In addition to Calgary’s homeless-serving community’s successful implementation and execution of these core aspects of Calgary’s Plan, we should also consider the impact that the following components have had on contributing to this downward trend:

Better Triaging: Addressing the needs of our city’s most vulnerable through ground-breaking triage programs such as Coordinated Access and Assessment also means that our clients are moving straight into housing programs and remaining stably housed.

Rental market fluctuation. When rental vacancy rates are high, landlords are often more eager to rent units, as it becomes a ‘renter’s market.’ High vacancy rates in Calgary over the past two years have therefore made it easier for persons experiencing homelessness to access rental units in our city.
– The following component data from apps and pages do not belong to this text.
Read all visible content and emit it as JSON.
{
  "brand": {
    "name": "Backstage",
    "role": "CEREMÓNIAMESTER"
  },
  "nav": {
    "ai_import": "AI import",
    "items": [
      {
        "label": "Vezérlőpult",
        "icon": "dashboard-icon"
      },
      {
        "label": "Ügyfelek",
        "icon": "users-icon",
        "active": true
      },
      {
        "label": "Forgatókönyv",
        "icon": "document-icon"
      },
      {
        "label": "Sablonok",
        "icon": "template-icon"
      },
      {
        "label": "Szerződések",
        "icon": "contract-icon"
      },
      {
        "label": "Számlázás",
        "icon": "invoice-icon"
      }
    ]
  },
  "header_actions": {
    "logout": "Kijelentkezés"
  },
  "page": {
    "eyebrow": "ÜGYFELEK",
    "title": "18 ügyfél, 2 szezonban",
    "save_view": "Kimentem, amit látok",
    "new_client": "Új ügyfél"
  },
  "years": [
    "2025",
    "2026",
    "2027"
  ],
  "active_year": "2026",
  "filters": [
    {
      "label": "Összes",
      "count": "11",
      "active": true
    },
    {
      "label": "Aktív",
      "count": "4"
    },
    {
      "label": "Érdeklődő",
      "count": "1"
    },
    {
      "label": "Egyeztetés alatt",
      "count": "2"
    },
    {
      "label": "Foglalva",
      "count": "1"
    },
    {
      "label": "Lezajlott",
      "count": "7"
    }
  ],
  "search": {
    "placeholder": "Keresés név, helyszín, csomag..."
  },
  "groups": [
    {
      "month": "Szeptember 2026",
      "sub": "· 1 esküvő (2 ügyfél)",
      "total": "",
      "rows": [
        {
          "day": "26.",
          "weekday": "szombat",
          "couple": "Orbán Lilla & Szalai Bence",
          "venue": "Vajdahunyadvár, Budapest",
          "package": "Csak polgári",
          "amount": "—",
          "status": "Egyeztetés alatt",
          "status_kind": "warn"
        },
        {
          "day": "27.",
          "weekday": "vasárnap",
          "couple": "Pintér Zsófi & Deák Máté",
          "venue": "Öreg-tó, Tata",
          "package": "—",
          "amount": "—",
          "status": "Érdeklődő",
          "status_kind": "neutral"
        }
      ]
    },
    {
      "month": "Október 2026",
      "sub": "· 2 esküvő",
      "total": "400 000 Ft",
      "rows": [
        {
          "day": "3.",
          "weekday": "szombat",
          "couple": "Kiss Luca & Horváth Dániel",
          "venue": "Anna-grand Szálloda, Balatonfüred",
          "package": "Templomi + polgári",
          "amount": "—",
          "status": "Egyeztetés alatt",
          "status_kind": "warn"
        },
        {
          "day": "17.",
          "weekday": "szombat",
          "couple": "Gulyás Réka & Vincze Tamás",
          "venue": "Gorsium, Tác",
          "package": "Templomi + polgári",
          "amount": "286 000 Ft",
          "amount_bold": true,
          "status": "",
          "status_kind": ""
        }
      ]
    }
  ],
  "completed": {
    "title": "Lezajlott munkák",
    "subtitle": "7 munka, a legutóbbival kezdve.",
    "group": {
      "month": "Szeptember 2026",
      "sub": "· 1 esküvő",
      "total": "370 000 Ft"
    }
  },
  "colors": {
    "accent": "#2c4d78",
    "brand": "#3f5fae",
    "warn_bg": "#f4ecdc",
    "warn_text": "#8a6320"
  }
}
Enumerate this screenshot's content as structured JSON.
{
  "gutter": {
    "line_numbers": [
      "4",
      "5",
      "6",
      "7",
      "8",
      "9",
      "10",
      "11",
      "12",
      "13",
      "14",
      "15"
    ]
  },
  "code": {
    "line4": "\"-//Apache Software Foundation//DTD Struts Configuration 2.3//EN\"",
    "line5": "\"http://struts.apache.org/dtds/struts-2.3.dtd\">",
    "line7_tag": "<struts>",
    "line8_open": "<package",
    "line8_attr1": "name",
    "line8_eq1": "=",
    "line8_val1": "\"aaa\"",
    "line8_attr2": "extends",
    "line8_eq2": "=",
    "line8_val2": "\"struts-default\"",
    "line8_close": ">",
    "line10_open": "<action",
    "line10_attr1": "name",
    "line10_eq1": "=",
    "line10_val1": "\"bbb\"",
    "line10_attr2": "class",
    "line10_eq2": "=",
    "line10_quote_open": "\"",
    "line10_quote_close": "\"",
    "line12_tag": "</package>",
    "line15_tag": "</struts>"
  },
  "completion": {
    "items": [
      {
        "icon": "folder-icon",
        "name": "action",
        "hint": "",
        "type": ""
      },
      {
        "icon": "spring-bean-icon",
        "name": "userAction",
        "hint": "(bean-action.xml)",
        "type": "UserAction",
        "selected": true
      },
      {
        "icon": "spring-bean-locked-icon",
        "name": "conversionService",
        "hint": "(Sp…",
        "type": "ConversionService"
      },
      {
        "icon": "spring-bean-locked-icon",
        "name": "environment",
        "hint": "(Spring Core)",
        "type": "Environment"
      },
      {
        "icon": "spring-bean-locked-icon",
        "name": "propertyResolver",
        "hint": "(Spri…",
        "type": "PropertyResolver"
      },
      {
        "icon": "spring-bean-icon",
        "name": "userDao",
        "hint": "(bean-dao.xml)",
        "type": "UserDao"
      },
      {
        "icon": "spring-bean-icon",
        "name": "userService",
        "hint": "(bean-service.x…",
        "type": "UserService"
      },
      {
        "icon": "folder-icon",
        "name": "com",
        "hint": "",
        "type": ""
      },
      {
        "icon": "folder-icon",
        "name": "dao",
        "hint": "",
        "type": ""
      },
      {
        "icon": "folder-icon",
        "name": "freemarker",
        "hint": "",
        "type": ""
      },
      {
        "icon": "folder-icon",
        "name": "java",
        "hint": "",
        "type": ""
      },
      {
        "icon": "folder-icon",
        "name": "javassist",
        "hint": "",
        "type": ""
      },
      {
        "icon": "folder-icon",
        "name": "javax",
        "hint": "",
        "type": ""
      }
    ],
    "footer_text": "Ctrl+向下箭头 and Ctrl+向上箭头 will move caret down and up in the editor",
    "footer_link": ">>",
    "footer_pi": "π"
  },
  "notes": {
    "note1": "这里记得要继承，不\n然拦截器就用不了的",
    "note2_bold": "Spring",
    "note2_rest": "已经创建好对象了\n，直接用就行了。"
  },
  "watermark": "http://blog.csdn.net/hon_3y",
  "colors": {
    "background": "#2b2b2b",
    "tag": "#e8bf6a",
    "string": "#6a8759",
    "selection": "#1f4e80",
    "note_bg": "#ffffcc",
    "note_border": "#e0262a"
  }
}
Social assistance benefit levels. Benefit levels for Alberta social assistance recipients have increased since 2008.  For example, total annual income received by a ‘single employable’ household receiving social assistance jumped by more than 30% in 2009; and the total annual income for a single adult receiving Assured Income for the Severely Handicapped increased by 30% between 2011 and 2013. Higher incomes have made it easier for persons experiencing homelessness (or people on the verge of experiencing homelessness) to access and maintain rental housing.

What’s next?

With the goal of ending homelessness in our city, it’s vital that, as a community, we continue to focus on increased coordination and collaboration across our homeless-serving system of care. It’s also important that we continue to foster greater integration with ‘big system’ public service care providers.

For agencies at the front line, seeing the positive, measurable results of their efforts founded in data and research matters a great deal.

“We have to give kudos to the shelters in Calgary. They are a vital part of Calgary’s Homeless-Serving System of Care, and we have some really amazing shelters that are serving people when they are in need”, says Krecsy, “The shelters are our emergency department, and they need to be there. But we must also focus on the group of individuals experiencing chronic homelessness – people who have been in there a long time – and get them into the housing and supports they need.”

We have made notable progress in ending homelessness in Calgary, but we can do more. To reach our collective goal we must continue to do the great work we are all doing together, until everyone has a home.